When roles reverse, it's not so archetypal, we more clearly see two prodigies from the same flesh who have chosen two deeply different paths in life, yet arriving together in the same cul-de-sac.
When the roles reverse, Harris gives us a more slovenly, more completely debauched Lee; a man capable of surviving anywhere. He's a rounder, more adaptable fellow, bouncing through life. Feltner's Lee has sharp edges; Harris's has voluminous, satisfyingly deep beer belches. He's not so much of a wolf pestered by coyotes as a more wily alpha coyote who is happy to have escaped from the miserable pack schlumping around in that desert. Feltner's Lee is a fallen angel, warring against and cursing his Fall, as such he retains a shred of moral character beneath all the dirt. Harris's Lee wallows in the Fall completely unbothered or fettered by morals; he no longer remembers anything but dirt.
Against Harris's Lee, Feltner gives us a more harried, in some ways more naive and astounded, Austin. He is nervous and less sure of himself. This brings about a less ironic, but in some ways more nuanced comic dimension to the situation. As Austin, Feltner reveals some comic dimensions to his abilities I am not sure we've seen before.
Either way, it is sheer delight watching these two tangle on stage for an hour and a half that feels half as long. Comparing the two versions is a bit apples and oranges, but clearly instructive. If one has only time or funds to see the play once, either option is a safe bet.
As for the rest of the acting, anchoring the lead duo are two very fine actors in our community. Saul, the Hollywood producer who is more than capable of his own hustling, is played by Nigel Chisolm, who clearly realizes the darker, as well as the darkly comic, aspects of his part. Chisolm's Saul exudes his swarmy charm like a bad perfume too liberally applied, subtly adjusting his role to fit the two different casting options. Chisolm takes this minor part and uses it to reveal what Shepard surely wants us to see, a side to our shabby American "culture" which tends to fulfill the opinion of that older playwright who has a character in one of his plays tell us that "America is the only society in history that has progressed from barbarism to decadence without bothering to create a civilization in between." Chisolm, rarely seen on our local community stages, is a delight to watch, a rare bird of consummate technique.
Last, but not least, is Nancy Solomons, playing the brother's mother. Less said about her role the better for those who have never seen or read the play. Her part is one of those wondrously delightful Shepard inventions that add a "whole 'nother layer to the cake" of madness and dark humor to a play that would have been far different without her. Solomons is coming off her heart-piercing performance in Kimberly Akimbo, at SPTC, and simply put, she nails it. As I was leaving, I overheard several people say that hers was their favorite part of the play. That's saying a lot for a play that has so much in it.

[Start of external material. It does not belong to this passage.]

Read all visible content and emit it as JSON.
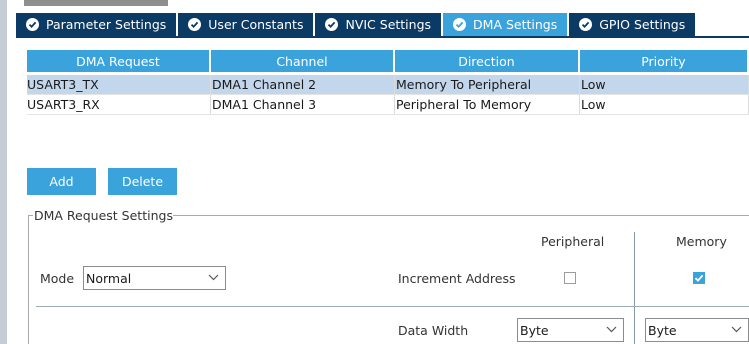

In the end, it is the good graces of Stevenson and company that allow us to see the greatness of Shepard and why this is considered by many his best play and one of the greatest plays written by an American.